Bill Martin thinks so. The founder of ShopperTrak, a Chicago-based firm that measures store traffic, has become a guru of sorts when it comes to predicting and measuring the ebbs and flow of the holiday season.

According to ShopperTrak, Black Friday has reigned as king of the holiday shopping season – and of the entire year for that matter — every year in the last decade by bringing in the most sales on that day. But its supremacy has begun to wane as more stores have begun opening on Thanksgiving night.

Macy's has already said it will open at 6 p.m. on Thanksgiving this year. Other major retailers have not yet announced their hours for that day, but Martin expects that more will follow suit.

"Our numbers show over the last three years that Thursday sales are growing at a pretty rapid pace," he said. "It's leeching sales from Black Friday."

Instead, he expects Dec. 20, the last Saturday before Christmas, often referred to as Super Saturday, to be the No. 1 shopping day this year in terms of sales.

Black Friday should still slide in at the No. 2 spot, he said, followed by the day after Christmas, which falls on a Friday when many people should be off from work. His firm, by the way tracks in-store traffic and purchases, and does not include online sales in its forecasts.
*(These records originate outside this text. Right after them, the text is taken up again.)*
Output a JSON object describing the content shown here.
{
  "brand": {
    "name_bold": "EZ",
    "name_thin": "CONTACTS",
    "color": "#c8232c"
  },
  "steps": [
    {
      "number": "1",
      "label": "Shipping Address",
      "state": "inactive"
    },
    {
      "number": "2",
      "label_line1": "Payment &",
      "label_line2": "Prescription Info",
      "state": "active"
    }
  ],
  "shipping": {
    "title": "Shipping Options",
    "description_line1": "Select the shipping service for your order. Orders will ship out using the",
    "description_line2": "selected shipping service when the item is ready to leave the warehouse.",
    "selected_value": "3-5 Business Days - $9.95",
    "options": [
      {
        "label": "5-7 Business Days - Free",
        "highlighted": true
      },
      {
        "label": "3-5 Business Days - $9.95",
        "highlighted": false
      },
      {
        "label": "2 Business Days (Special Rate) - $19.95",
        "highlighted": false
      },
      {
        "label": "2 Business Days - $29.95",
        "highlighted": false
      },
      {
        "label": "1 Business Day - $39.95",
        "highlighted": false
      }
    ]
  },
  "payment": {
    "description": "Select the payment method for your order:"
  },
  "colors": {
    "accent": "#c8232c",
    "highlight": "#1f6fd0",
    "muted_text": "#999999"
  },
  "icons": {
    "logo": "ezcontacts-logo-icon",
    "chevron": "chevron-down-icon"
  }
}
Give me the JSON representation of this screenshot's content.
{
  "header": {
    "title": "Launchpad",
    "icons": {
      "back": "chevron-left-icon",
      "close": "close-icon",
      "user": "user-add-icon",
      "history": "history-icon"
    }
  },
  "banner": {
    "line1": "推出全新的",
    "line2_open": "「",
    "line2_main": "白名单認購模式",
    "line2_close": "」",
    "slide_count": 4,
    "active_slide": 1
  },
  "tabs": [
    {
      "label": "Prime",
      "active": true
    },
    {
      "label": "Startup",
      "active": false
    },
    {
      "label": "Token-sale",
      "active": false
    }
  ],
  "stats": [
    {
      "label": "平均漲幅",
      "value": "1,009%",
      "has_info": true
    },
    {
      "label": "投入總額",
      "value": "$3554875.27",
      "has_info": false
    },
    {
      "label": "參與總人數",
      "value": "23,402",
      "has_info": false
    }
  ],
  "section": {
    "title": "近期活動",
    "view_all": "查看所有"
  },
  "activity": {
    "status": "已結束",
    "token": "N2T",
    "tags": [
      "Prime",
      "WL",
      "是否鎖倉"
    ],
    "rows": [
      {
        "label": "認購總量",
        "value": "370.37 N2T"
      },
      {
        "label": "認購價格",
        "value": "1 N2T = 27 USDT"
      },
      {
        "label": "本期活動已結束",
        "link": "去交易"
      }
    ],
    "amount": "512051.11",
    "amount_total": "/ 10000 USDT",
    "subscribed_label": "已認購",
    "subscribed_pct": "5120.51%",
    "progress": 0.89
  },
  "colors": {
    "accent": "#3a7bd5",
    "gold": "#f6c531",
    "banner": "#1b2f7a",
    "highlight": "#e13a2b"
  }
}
He added that the Thanksgiving night openings are not leading to an overall bump in sales. They are just taking away sales from Black Friday.
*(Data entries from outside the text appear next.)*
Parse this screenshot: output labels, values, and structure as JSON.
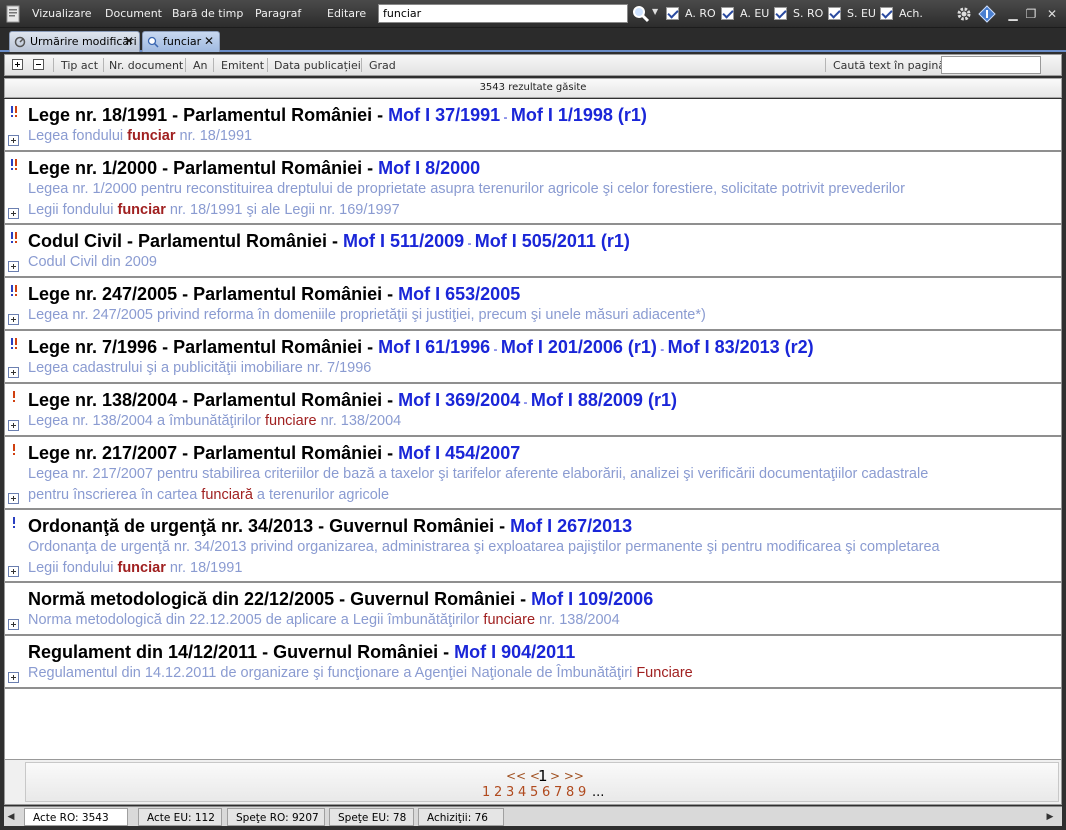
{
  "menu": {
    "items": [
      "Vizualizare",
      "Document",
      "Bară de timp",
      "Paragraf",
      "Editare"
    ],
    "search_value": "funciar",
    "filters": [
      {
        "label": "A. RO",
        "checked": true
      },
      {
        "label": "A. EU",
        "checked": true
      },
      {
        "label": "S. RO",
        "checked": true
      },
      {
        "label": "S. EU",
        "checked": true
      },
      {
        "label": "Ach.",
        "checked": true
      }
    ]
  },
  "tabs": [
    {
      "label": "Urmărire modificări",
      "active": false
    },
    {
      "label": "funciar",
      "active": true
    }
  ],
  "columns": {
    "headers": [
      "Tip act",
      "Nr. document",
      "An",
      "Emitent",
      "Data publicației",
      "Grad"
    ],
    "find_label": "Caută text în pagină"
  },
  "results_count": "3543 rezultate găsite",
  "results": [
    {
      "title": "Lege nr. 18/1991 - Parlamentul României -",
      "mof": [
        {
          "text": "Mof I 37/1991"
        },
        {
          "text": "Mof I 1/1998 (r1)"
        }
      ],
      "desc": [
        [
          "Legea fondului ",
          "funciar",
          " nr. 18/1991"
        ]
      ],
      "importance": "!!"
    },
    {
      "title": "Lege nr. 1/2000 - Parlamentul României -",
      "mof": [
        {
          "text": "Mof I 8/2000"
        }
      ],
      "desc": [
        [
          "Legea nr. 1/2000 pentru reconstituirea dreptului de proprietate asupra terenurilor agricole şi celor forestiere, solicitate potrivit prevederilor"
        ],
        [
          "Legii fondului ",
          "funciar",
          " nr. 18/1991 şi ale Legii nr. 169/1997"
        ]
      ],
      "importance": "!!"
    },
    {
      "title": "Codul Civil - Parlamentul României -",
      "mof": [
        {
          "text": "Mof I 511/2009"
        },
        {
          "text": "Mof I 505/2011 (r1)"
        }
      ],
      "desc": [
        [
          "Codul Civil din 2009"
        ]
      ],
      "importance": "!!"
    },
    {
      "title": "Lege nr. 247/2005 - Parlamentul României -",
      "mof": [
        {
          "text": "Mof I 653/2005"
        }
      ],
      "desc": [
        [
          "Legea nr. 247/2005 privind reforma în domeniile proprietăţii şi justiţiei, precum şi unele măsuri adiacente*)"
        ]
      ],
      "importance": "!!"
    },
    {
      "title": "Lege nr. 7/1996 - Parlamentul României -",
      "mof": [
        {
          "text": "Mof I 61/1996"
        },
        {
          "text": "Mof I 201/2006 (r1)"
        },
        {
          "text": "Mof I 83/2013 (r2)"
        }
      ],
      "desc": [
        [
          "Legea cadastrului şi a publicităţii imobiliare nr. 7/1996"
        ]
      ],
      "importance": "!!"
    },
    {
      "title": "Lege nr. 138/2004 - Parlamentul României -",
      "mof": [
        {
          "text": "Mof I 369/2004"
        },
        {
          "text": "Mof I 88/2009 (r1)"
        }
      ],
      "desc": [
        [
          "Legea nr. 138/2004 a îmbunătăţirilor ",
          "funciare",
          " nr. 138/2004"
        ]
      ],
      "importance": "!"
    },
    {
      "title": "Lege nr. 217/2007 - Parlamentul României -",
      "mof": [
        {
          "text": "Mof I 454/2007"
        }
      ],
      "desc": [
        [
          "Legea nr. 217/2007 pentru stabilirea criteriilor de bază a taxelor şi tarifelor aferente elaborării, analizei şi verificării documentaţiilor cadastrale"
        ],
        [
          "pentru înscrierea în cartea ",
          "funciară",
          " a terenurilor agricole"
        ]
      ],
      "importance": "!"
    },
    {
      "title": "Ordonanţă de urgenţă nr. 34/2013 - Guvernul României -",
      "mof": [
        {
          "text": "Mof I 267/2013"
        }
      ],
      "desc": [
        [
          "Ordonanţa de urgenţă nr. 34/2013 privind organizarea, administrarea şi exploatarea pajiştilor permanente şi pentru modificarea şi completarea"
        ],
        [
          "Legii fondului ",
          "funciar",
          " nr. 18/1991"
        ]
      ],
      "importance": "!b"
    },
    {
      "title": "Normă metodologică din 22/12/2005 - Guvernul României -",
      "mof": [
        {
          "text": "Mof I 109/2006"
        }
      ],
      "desc": [
        [
          "Norma metodologică din 22.12.2005 de aplicare a Legii îmbunătăţirilor ",
          "funciare",
          " nr. 138/2004"
        ]
      ],
      "importance": ""
    },
    {
      "title": "Regulament din 14/12/2011 - Guvernul României -",
      "mof": [
        {
          "text": "Mof I 904/2011"
        }
      ],
      "desc": [
        [
          "Regulamentul din 14.12.2011 de organizare şi funcţionare a Agenţiei Naţionale de Îmbunătăţiri ",
          "Funciare",
          ""
        ]
      ],
      "importance": ""
    }
  ],
  "pager": {
    "first_prev": "<< <",
    "current": "1",
    "next_last": "> >>",
    "pages": [
      "1",
      "2",
      "3",
      "4",
      "5",
      "6",
      "7",
      "8",
      "9"
    ],
    "more": "..."
  },
  "bottom_tabs": [
    {
      "label": "Acte RO: 3543",
      "active": true
    },
    {
      "label": "Acte EU: 112",
      "active": false
    },
    {
      "label": "Speţe RO: 9207",
      "active": false
    },
    {
      "label": "Speţe EU: 78",
      "active": false
    },
    {
      "label": "Achiziţii: 76",
      "active": false
    }
  ],
  "colors": {
    "title_link": "#1a26d8",
    "highlight": "#a02020",
    "desc": "#8a9bd1"
  }
}
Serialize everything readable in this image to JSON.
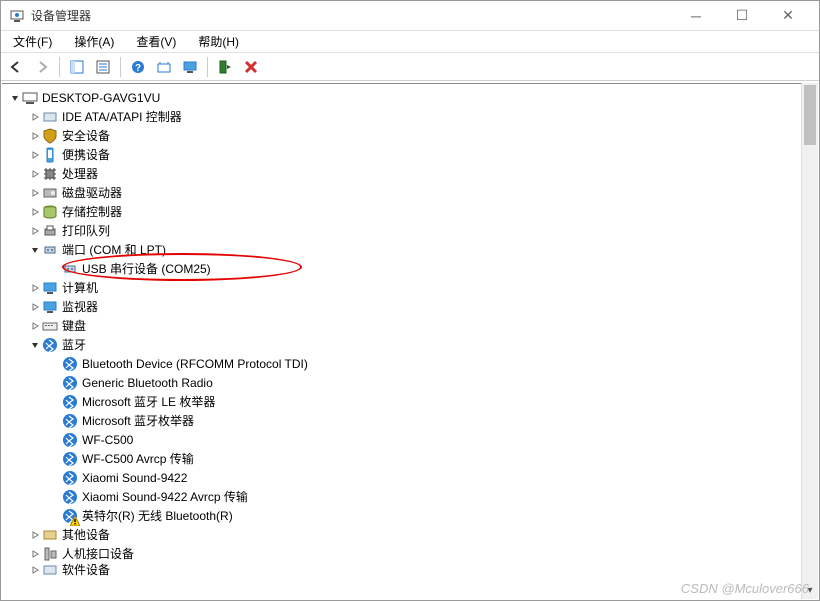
{
  "title": "设备管理器",
  "menu": {
    "file": "文件(F)",
    "action": "操作(A)",
    "view": "查看(V)",
    "help": "帮助(H)"
  },
  "watermark": "CSDN @Mculover666",
  "tree": {
    "root": "DESKTOP-GAVG1VU",
    "items": [
      {
        "label": "IDE ATA/ATAPI 控制器",
        "expanded": false
      },
      {
        "label": "安全设备",
        "expanded": false
      },
      {
        "label": "便携设备",
        "expanded": false
      },
      {
        "label": "处理器",
        "expanded": false
      },
      {
        "label": "磁盘驱动器",
        "expanded": false
      },
      {
        "label": "存储控制器",
        "expanded": false
      },
      {
        "label": "打印队列",
        "expanded": false
      },
      {
        "label": "端口 (COM 和 LPT)",
        "expanded": true,
        "children": [
          {
            "label": "USB 串行设备 (COM25)",
            "circled": true
          }
        ]
      },
      {
        "label": "计算机",
        "expanded": false
      },
      {
        "label": "监视器",
        "expanded": false
      },
      {
        "label": "键盘",
        "expanded": false
      },
      {
        "label": "蓝牙",
        "expanded": true,
        "children": [
          {
            "label": "Bluetooth Device (RFCOMM Protocol TDI)"
          },
          {
            "label": "Generic Bluetooth Radio"
          },
          {
            "label": "Microsoft 蓝牙 LE 枚举器"
          },
          {
            "label": "Microsoft 蓝牙枚举器"
          },
          {
            "label": "WF-C500"
          },
          {
            "label": "WF-C500 Avrcp 传输"
          },
          {
            "label": "Xiaomi Sound-9422"
          },
          {
            "label": "Xiaomi Sound-9422 Avrcp 传输"
          },
          {
            "label": "英特尔(R) 无线 Bluetooth(R)",
            "warn": true
          }
        ]
      },
      {
        "label": "其他设备",
        "expanded": false
      },
      {
        "label": "人机接口设备",
        "expanded": false
      },
      {
        "label": "软件设备",
        "expanded": false,
        "cut": true
      }
    ]
  }
}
"Retailers say that consumers are clamoring for them to be open on Thanksgiving, but that's not the case," he said. "They're just attempting to get to the wallet before the money is gone. That's what this holiday creep is all about."
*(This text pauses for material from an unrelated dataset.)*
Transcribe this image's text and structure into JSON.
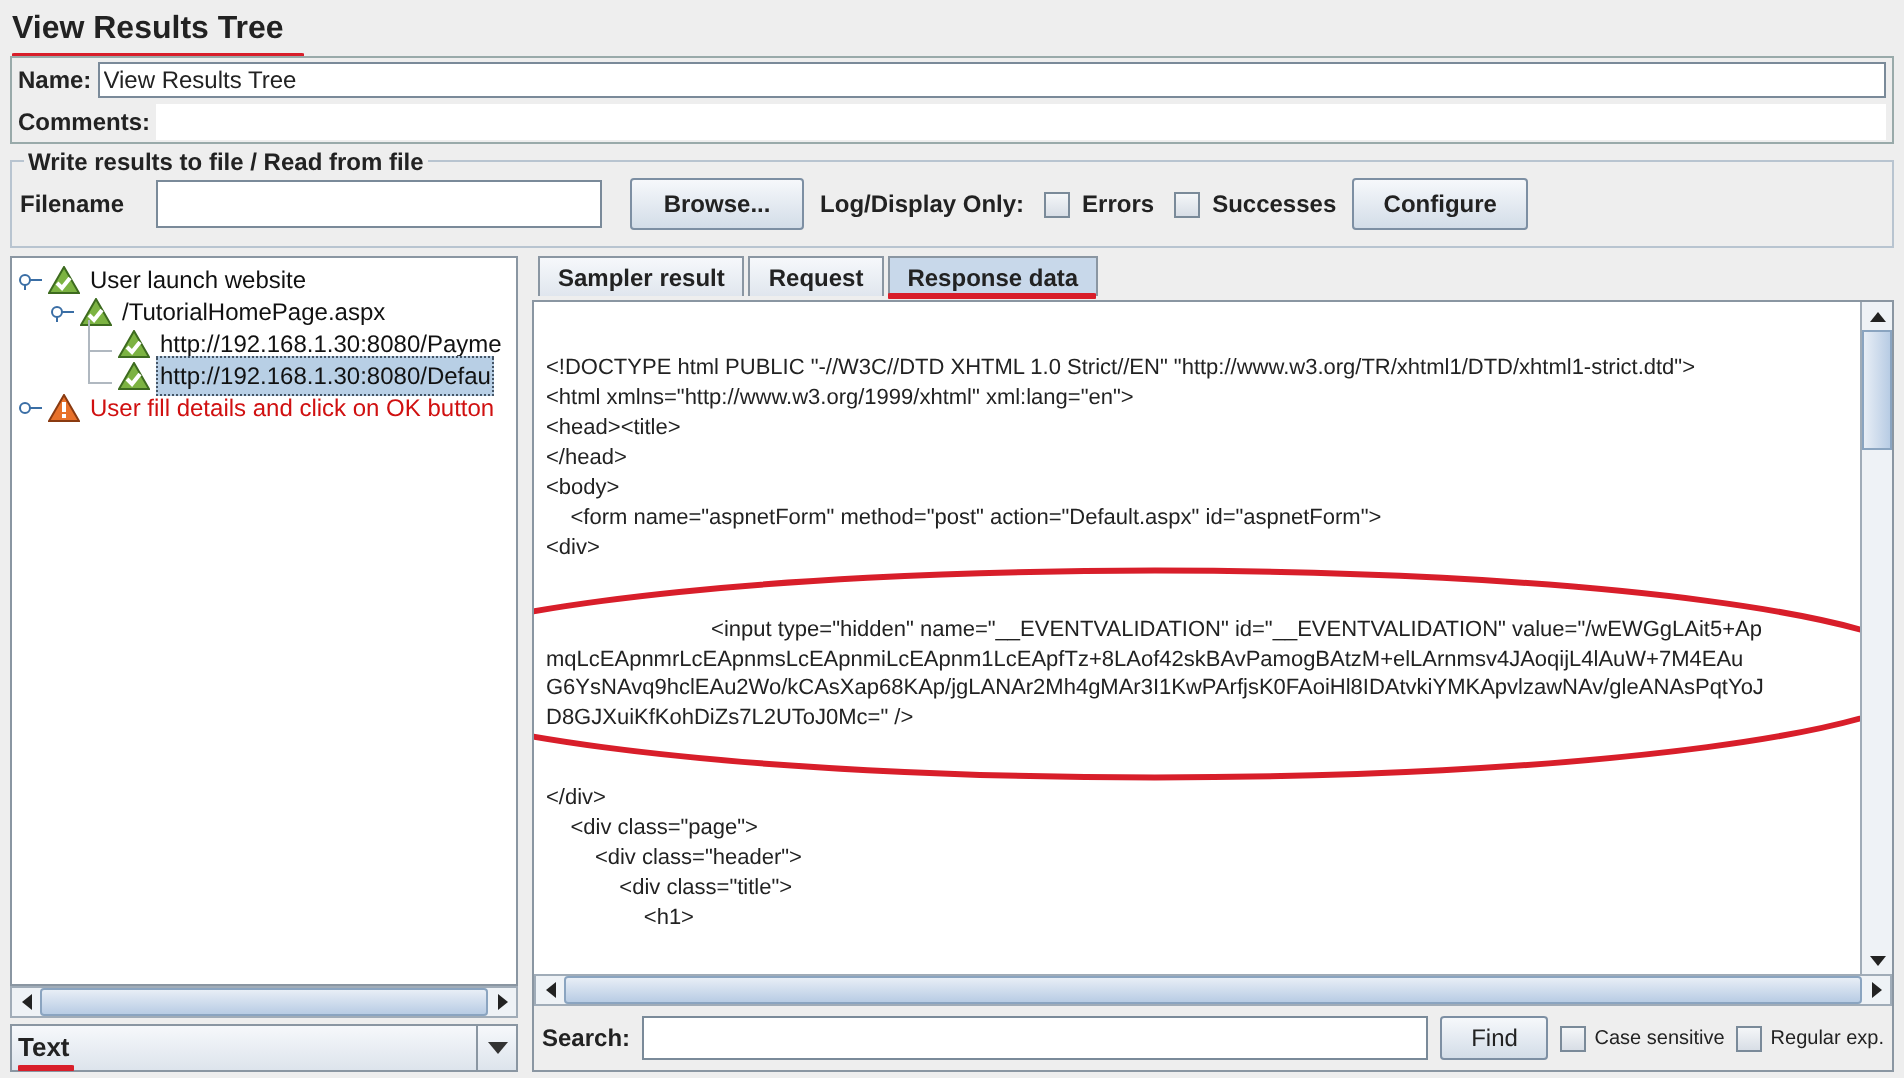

Martin was in town this week for the Shopper Marketing Conference & Expo held at the Minneapolis Convention Center.

So how robust will the holiday shopping season be this year? His firm will finalize its forecast in the next week or so, but he said he is expecting it to be in the range of 2.5 to 3.5 percent for in-store sales. That is a bit lower than the National Retail Federation, which has put out a rosy forecast of 4.1 percent increase for holiday sales. Martin added that he thinks the NRF's number is a little optimistic.

"Growth is slowing a little bit, but growth continues to prevail," he added.

Also, he said to expect to see retailers being more aggressive in November with promotions. It's part of a decade-long shift to more holiday sales that month as retailers try to get the shoppers' wallet earlier, he said.

"November continues to grow as December declines," he said. "That stroke of midnight after Halloween, you're going to start seeing the Christmas promotions."

Get ready for it.